Colombia’s congress has reopened an investigation against former President Juan Manuel Santos for his alleged involvement in the illegal funding of his campaign by disgraced Brazilian engineering firm Odebrecht.
The president of the House of Representative’s Accusation’s Commission, Ricardo Ferro (Democratic Center), said they were reopening a preliminary investigation after former congressman Bernardo Miguel Elias alleged in an interview with magazine Semana last month that Santos knew his convicted former campaign manager received illegal campaign contributions from Odebrecht.
“I served as director of the campaign of Juan Manuel Santos, who knew perfectly well that the resources they were given were coming from Odebrecht,” Elias told the magazine.
Santos and a large group of his closet associates, including Elias, have already been investigated for ties to the scandal. Elias, Santos’ former campaign director, in February was sentenced to almost seven years in prison in February because he accepted $9 million in bribes from Odebrecht.

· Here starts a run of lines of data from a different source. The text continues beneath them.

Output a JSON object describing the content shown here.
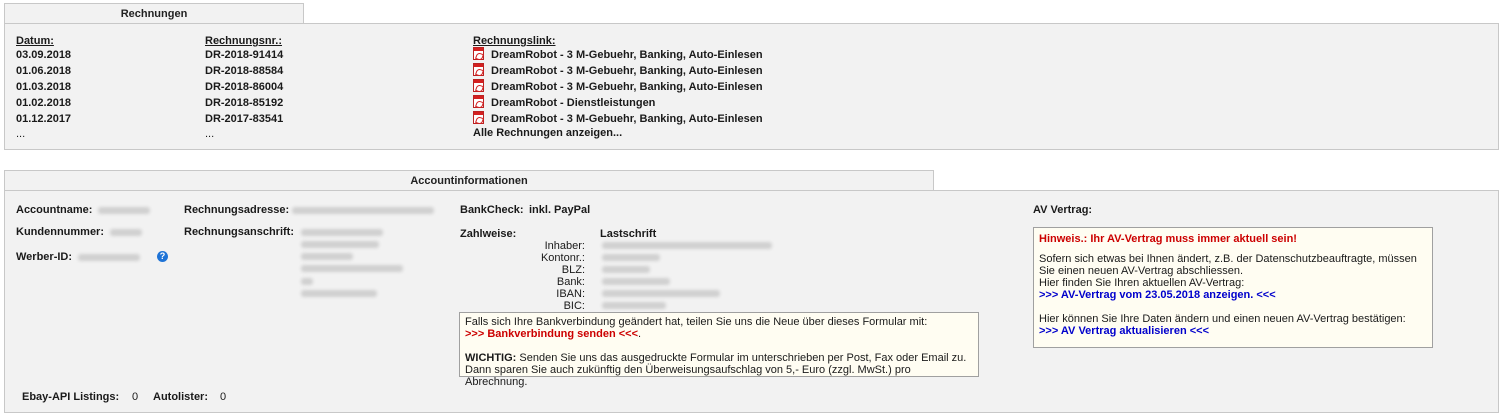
{
  "invoices": {
    "tab_title": "Rechnungen",
    "headers": {
      "date": "Datum:",
      "number": "Rechnungsnr.:",
      "link": "Rechnungslink:"
    },
    "rows": [
      {
        "date": "03.09.2018",
        "number": "DR-2018-91414",
        "link": "DreamRobot - 3 M-Gebuehr, Banking, Auto-Einlesen"
      },
      {
        "date": "01.06.2018",
        "number": "DR-2018-88584",
        "link": "DreamRobot - 3 M-Gebuehr, Banking, Auto-Einlesen"
      },
      {
        "date": "01.03.2018",
        "number": "DR-2018-86004",
        "link": "DreamRobot - 3 M-Gebuehr, Banking, Auto-Einlesen"
      },
      {
        "date": "01.02.2018",
        "number": "DR-2018-85192",
        "link": "DreamRobot - Dienstleistungen"
      },
      {
        "date": "01.12.2017",
        "number": "DR-2017-83541",
        "link": "DreamRobot - 3 M-Gebuehr, Banking, Auto-Einlesen"
      }
    ],
    "ellipsis": "...",
    "show_all": "Alle Rechnungen anzeigen..."
  },
  "account": {
    "tab_title": "Accountinformationen",
    "accountname_label": "Accountname:",
    "kundennummer_label": "Kundennummer:",
    "werber_label": "Werber-ID:",
    "rechnungsadresse_label": "Rechnungsadresse:",
    "rechnungsanschrift_label": "Rechnungsanschrift:",
    "bankcheck_label": "BankCheck:",
    "bankcheck_value": "inkl. PayPal",
    "zahlweise_label": "Zahlweise:",
    "zahlweise_value": "Lastschrift",
    "bank_fields": [
      "Inhaber:",
      "Kontonr.:",
      "BLZ:",
      "Bank:",
      "IBAN:",
      "BIC:"
    ],
    "bank_note": {
      "line1": "Falls sich Ihre Bankverbindung geändert hat, teilen Sie uns die Neue über dieses Formular mit:",
      "link": ">>> Bankverbindung senden <<<",
      "link_suffix": ".",
      "important_label": "WICHTIG:",
      "important_text": " Senden Sie uns das ausgedruckte Formular im unterschrieben per Post, Fax oder Email zu.",
      "line4": "Dann sparen Sie auch zukünftig den Überweisungsaufschlag von 5,- Euro (zzgl. MwSt.) pro Abrechnung."
    },
    "av_label": "AV Vertrag:",
    "av_box": {
      "hint": "Hinweis.:  Ihr AV-Vertrag muss immer aktuell sein!",
      "p1": "Sofern sich etwas bei Ihnen ändert, z.B. der Datenschutzbeauftragte, müssen",
      "p2": "Sie einen neuen AV-Vertrag abschliessen.",
      "p3": "Hier finden Sie Ihren aktuellen AV-Vertrag:",
      "link1": ">>> AV-Vertrag vom 23.05.2018 anzeigen. <<<",
      "p4": "Hier können Sie Ihre Daten ändern und einen neuen AV-Vertrag bestätigen:",
      "link2": ">>> AV Vertrag aktualisieren <<<"
    },
    "ebay_label": "Ebay-API Listings:",
    "ebay_value": "0",
    "autolister_label": "Autolister:",
    "autolister_value": "0",
    "help_icon": "question-circle-icon"
  }
}
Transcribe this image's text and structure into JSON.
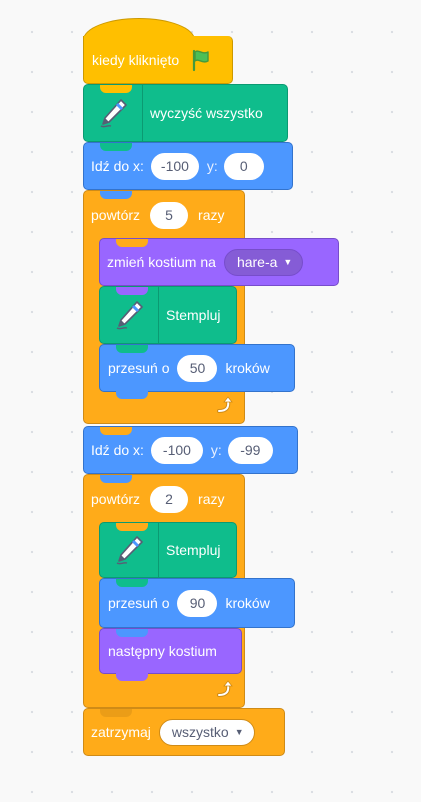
{
  "palette": {
    "events": "#ffbf00",
    "control": "#ffab19",
    "motion": "#4c97ff",
    "looks": "#9966ff",
    "pen": "#0fbd8c"
  },
  "script": {
    "hat": {
      "text": "kiedy kliknięto",
      "icon": "green-flag-icon"
    },
    "clear": {
      "text": "wyczyść wszystko",
      "icon": "pen-icon"
    },
    "goto1": {
      "prefix": "Idź do x:",
      "x": "-100",
      "ylabel": "y:",
      "y": "0"
    },
    "repeat1": {
      "prefix": "powtórz",
      "times": "5",
      "suffix": "razy",
      "switch_costume": {
        "text": "zmień kostium na",
        "costume": "hare-a"
      },
      "stamp": {
        "text": "Stempluj",
        "icon": "pen-icon"
      },
      "move": {
        "prefix": "przesuń o",
        "steps": "50",
        "suffix": "kroków"
      },
      "loop_icon": "loop-arrow-icon"
    },
    "goto2": {
      "prefix": "Idź do x:",
      "x": "-100",
      "ylabel": "y:",
      "y": "-99"
    },
    "repeat2": {
      "prefix": "powtórz",
      "times": "2",
      "suffix": "razy",
      "stamp": {
        "text": "Stempluj",
        "icon": "pen-icon"
      },
      "move": {
        "prefix": "przesuń o",
        "steps": "90",
        "suffix": "kroków"
      },
      "next_costume": {
        "text": "następny kostium"
      },
      "loop_icon": "loop-arrow-icon"
    },
    "stop": {
      "prefix": "zatrzymaj",
      "option": "wszystko"
    }
  }
}
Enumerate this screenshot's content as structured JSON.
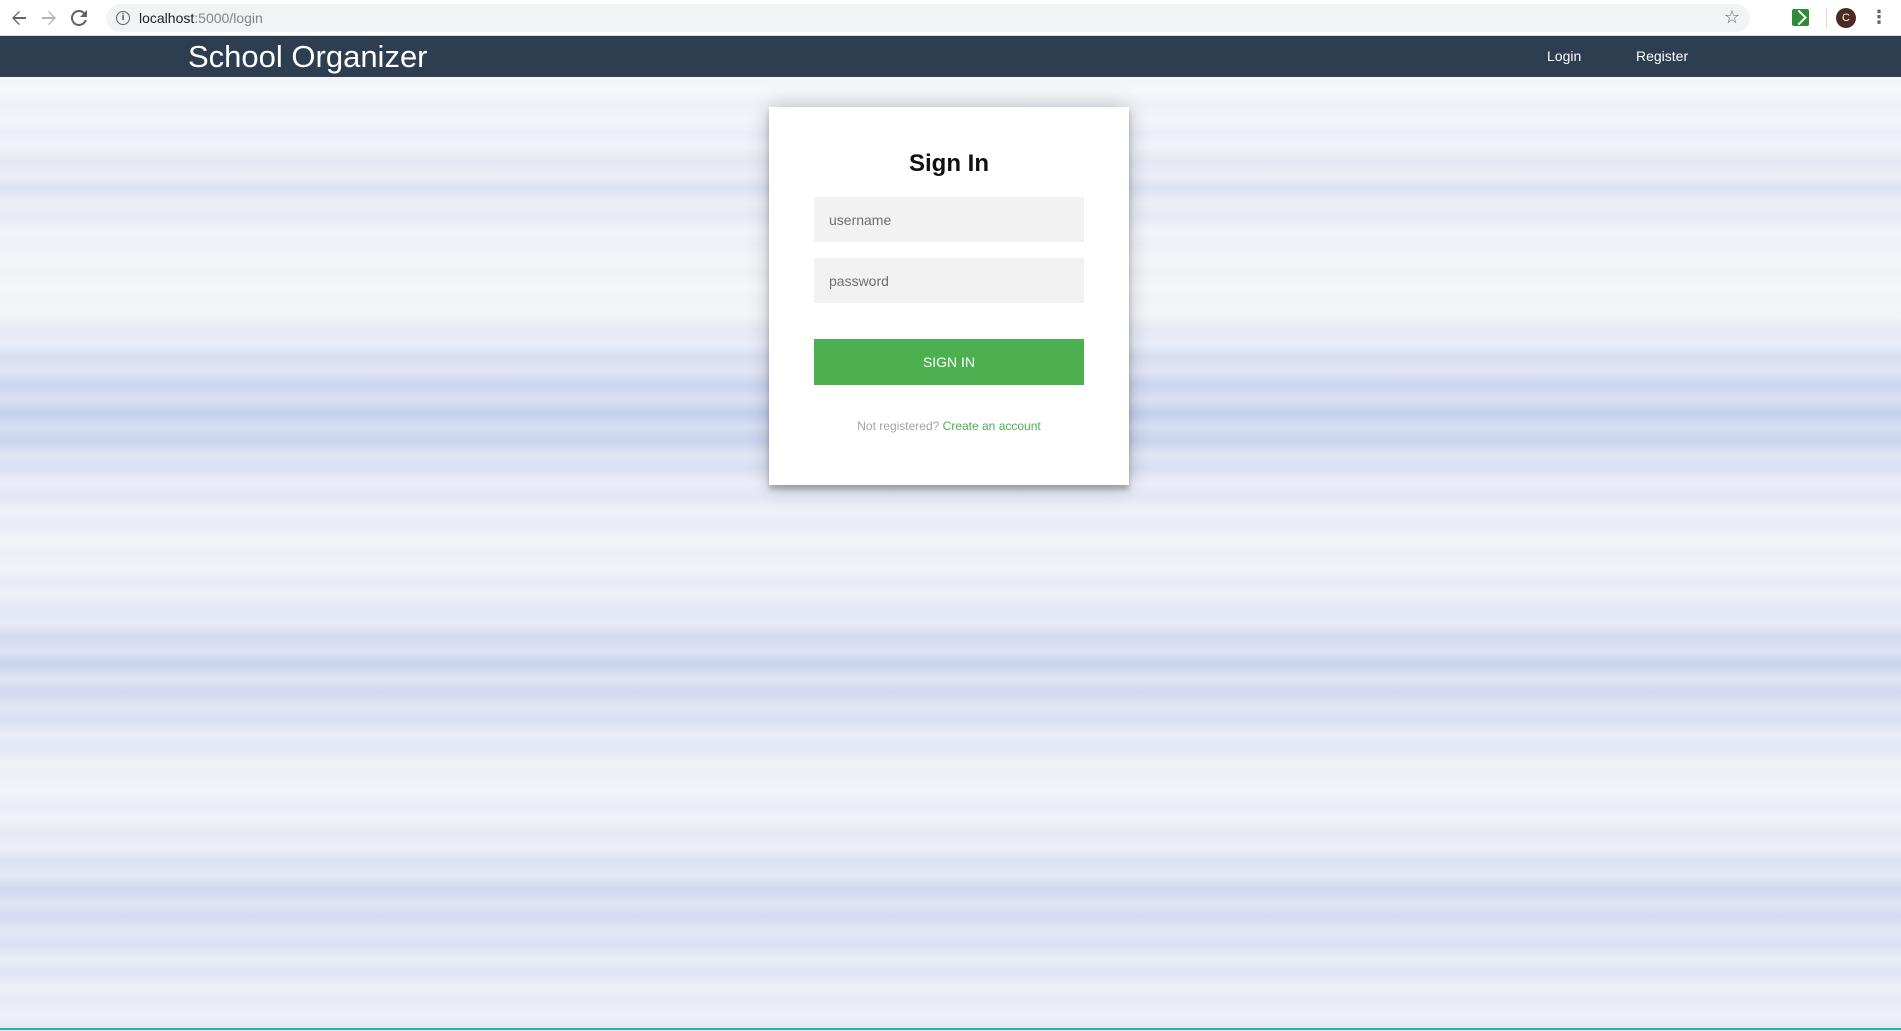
{
  "browser": {
    "url_host": "localhost",
    "url_path": ":5000/login",
    "profile_initial": "C",
    "icons": {
      "back": "arrow-left-icon",
      "forward": "arrow-right-icon",
      "reload": "reload-icon",
      "info": "info-icon",
      "bookmark": "star-icon",
      "extension": "extension-icon",
      "menu": "kebab-menu-icon"
    }
  },
  "header": {
    "title": "School Organizer",
    "nav": {
      "login": "Login",
      "register": "Register"
    },
    "background_color": "#2c3e50"
  },
  "login_form": {
    "title": "Sign In",
    "username_placeholder": "username",
    "password_placeholder": "password",
    "submit_label": "SIGN IN",
    "register_prompt": "Not registered?",
    "register_link": "Create an account",
    "accent_color": "#4caf50"
  }
}
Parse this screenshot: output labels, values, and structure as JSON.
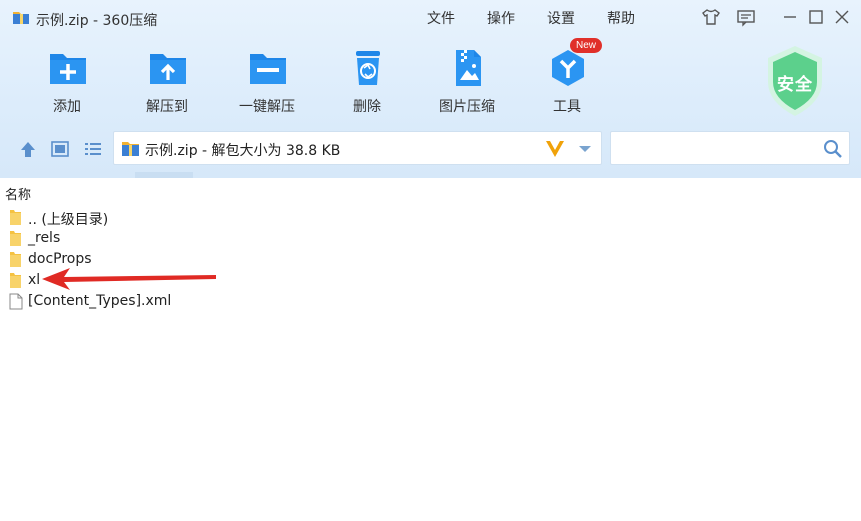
{
  "window": {
    "title": "示例.zip - 360压缩",
    "menu": [
      "文件",
      "操作",
      "设置",
      "帮助"
    ]
  },
  "toolbar": {
    "items": [
      {
        "label": "添加",
        "icon": "add-icon"
      },
      {
        "label": "解压到",
        "icon": "extract-to-icon"
      },
      {
        "label": "一键解压",
        "icon": "one-click-extract-icon"
      },
      {
        "label": "删除",
        "icon": "delete-icon"
      },
      {
        "label": "图片压缩",
        "icon": "image-compress-icon"
      },
      {
        "label": "工具",
        "icon": "tools-icon"
      }
    ],
    "new_badge": "New",
    "security_label": "安全"
  },
  "address": {
    "path": "示例.zip - 解包大小为 38.8 KB"
  },
  "search": {
    "placeholder": ""
  },
  "list": {
    "column_name": "名称",
    "items": [
      {
        "name": ".. (上级目录)",
        "type": "folder"
      },
      {
        "name": "_rels",
        "type": "folder"
      },
      {
        "name": "docProps",
        "type": "folder"
      },
      {
        "name": "xl",
        "type": "folder"
      },
      {
        "name": "[Content_Types].xml",
        "type": "file"
      }
    ]
  },
  "colors": {
    "toolbar_bg": "#dcecfb",
    "icon_blue": "#1e86e8",
    "arrow_red": "#e02a24",
    "shield_green": "#5cd08c",
    "folder_yellow": "#f5c242"
  }
}
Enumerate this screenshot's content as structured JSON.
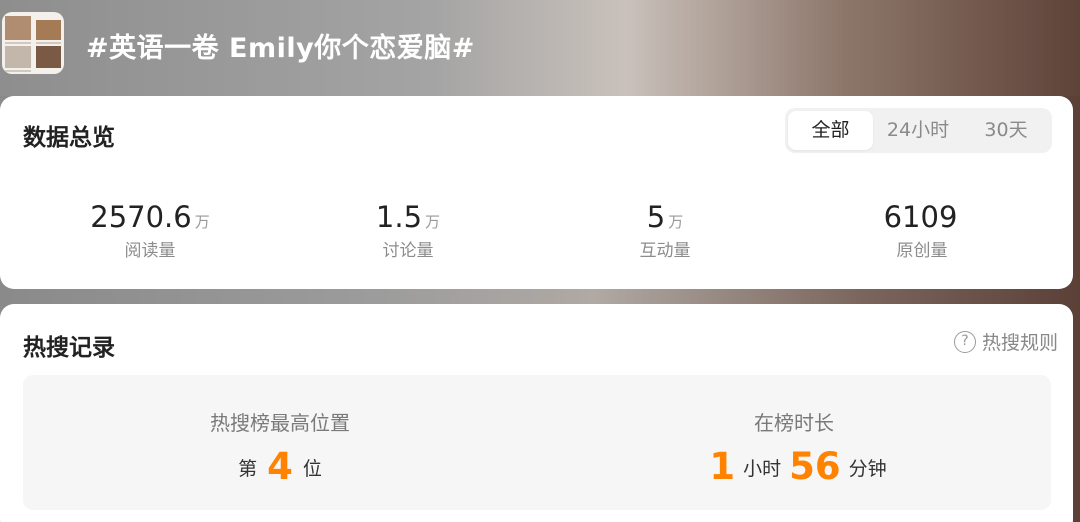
{
  "header": {
    "topic_title": "#英语一卷 Emily你个恋爱脑#",
    "thumbnail_icon": "topic-thumbnail"
  },
  "overview": {
    "title": "数据总览",
    "tabs": [
      {
        "label": "全部",
        "active": true
      },
      {
        "label": "24小时",
        "active": false
      },
      {
        "label": "30天",
        "active": false
      }
    ],
    "stats": [
      {
        "value": "2570.6",
        "unit": "万",
        "label": "阅读量"
      },
      {
        "value": "1.5",
        "unit": "万",
        "label": "讨论量"
      },
      {
        "value": "5",
        "unit": "万",
        "label": "互动量"
      },
      {
        "value": "6109",
        "unit": "",
        "label": "原创量"
      }
    ]
  },
  "hot_search": {
    "title": "热搜记录",
    "rules_label": "热搜规则",
    "rules_icon": "question-circle-icon",
    "highest_rank": {
      "label": "热搜榜最高位置",
      "prefix": "第",
      "value": "4",
      "suffix": "位"
    },
    "duration": {
      "label": "在榜时长",
      "hours": "1",
      "hours_unit": "小时",
      "minutes": "56",
      "minutes_unit": "分钟"
    }
  },
  "colors": {
    "accent": "#ff8200",
    "card_bg": "#ffffff",
    "panel_bg": "#f6f6f6"
  }
}
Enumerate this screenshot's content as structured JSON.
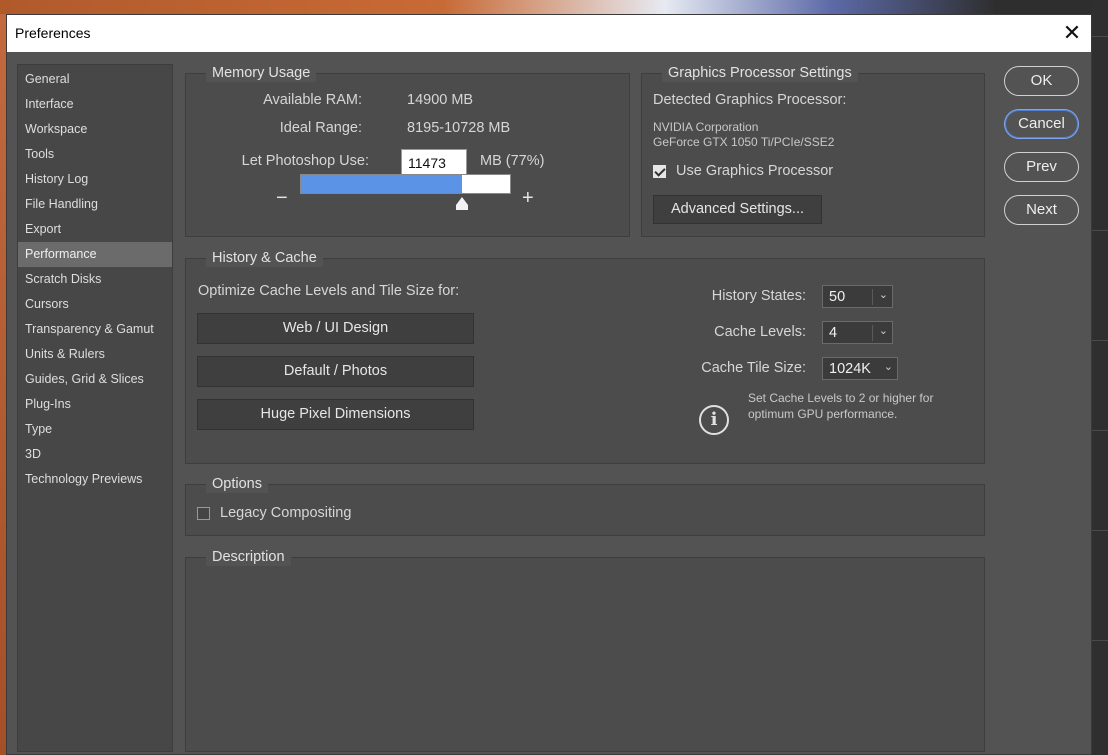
{
  "window": {
    "title": "Preferences",
    "close_glyph": "✕"
  },
  "sidebar": {
    "items": [
      {
        "label": "General"
      },
      {
        "label": "Interface"
      },
      {
        "label": "Workspace"
      },
      {
        "label": "Tools"
      },
      {
        "label": "History Log"
      },
      {
        "label": "File Handling"
      },
      {
        "label": "Export"
      },
      {
        "label": "Performance",
        "selected": true
      },
      {
        "label": "Scratch Disks"
      },
      {
        "label": "Cursors"
      },
      {
        "label": "Transparency & Gamut"
      },
      {
        "label": "Units & Rulers"
      },
      {
        "label": "Guides, Grid & Slices"
      },
      {
        "label": "Plug-Ins"
      },
      {
        "label": "Type"
      },
      {
        "label": "3D"
      },
      {
        "label": "Technology Previews"
      }
    ]
  },
  "memory": {
    "legend": "Memory Usage",
    "available_label": "Available RAM:",
    "available_value": "14900 MB",
    "ideal_label": "Ideal Range:",
    "ideal_value": "8195-10728 MB",
    "use_label": "Let Photoshop Use:",
    "use_value": "11473",
    "use_unit": "MB (77%)",
    "slider_fraction": 0.77,
    "minus": "−",
    "plus": "+"
  },
  "gpu": {
    "legend": "Graphics Processor Settings",
    "detected_label": "Detected Graphics Processor:",
    "vendor": "NVIDIA Corporation",
    "model": "GeForce GTX 1050 Ti/PCIe/SSE2",
    "use_gpu_label": "Use Graphics Processor",
    "use_gpu_checked": true,
    "advanced_button": "Advanced Settings..."
  },
  "buttons": {
    "ok": "OK",
    "cancel": "Cancel",
    "prev": "Prev",
    "next": "Next"
  },
  "history_cache": {
    "legend": "History & Cache",
    "optimize_label": "Optimize Cache Levels and Tile Size for:",
    "web_button": "Web / UI Design",
    "default_button": "Default / Photos",
    "huge_button": "Huge Pixel Dimensions",
    "history_states_label": "History States:",
    "history_states_value": "50",
    "cache_levels_label": "Cache Levels:",
    "cache_levels_value": "4",
    "tile_size_label": "Cache Tile Size:",
    "tile_size_value": "1024K",
    "info_text_1": "Set Cache Levels to 2 or higher for",
    "info_text_2": "optimum GPU performance.",
    "info_glyph": "i",
    "chevron_glyph": "⌄"
  },
  "options": {
    "legend": "Options",
    "legacy_label": "Legacy Compositing",
    "legacy_checked": false
  },
  "description": {
    "legend": "Description"
  },
  "colors": {
    "slider_fill": "#5b93e6",
    "selected_sidebar": "#6b6b6b",
    "dialog_bg": "#535353"
  }
}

Following the publication, Ferro said the Accusations Commission received a complaint and that his team was “obligated to process it,” and that they opened the preliminary investigation to see if the accusations should be formally investigated.
The Odebrecht corruption scandal has reached the highest levels of the Colombian government, including Ferro’s own party that allegedly also received illegal funding from Odebrecht during the 2014 campaign.
Earlier this year, it was revealed that in 2015 a key witness told Prosecutor General Nestor Humberto Martinez that allies of President Ivan Duque and his political patron, former President Alvaro Uribe, also received money from the Brazilian company.
Ironically, a former editor of Semana has also been accused of ties to the corruption scandal.
Many of the accusations never made it to court and a special prosecutor was appointed last year because of former chief prosecutor Nestor Humberto Martinez’ conflict of interest; he allegedly advised Odebrecht’s business partner, banking conglomerate Grupo Aval, during the bribery practices.
While few details of pending investigations are known, the Accusations Commission is set to hear Elias on June 17 and asked Semana columnist Vicky Davila, who interviewed the former lawmaker, for the audio of the interview.
Odebrecht is the center of one of the biggest corruption scandals in the history of Latin America. According to the United States’ Department of Justice, Odebrecht spent $27 million on bribes in Colombia alone.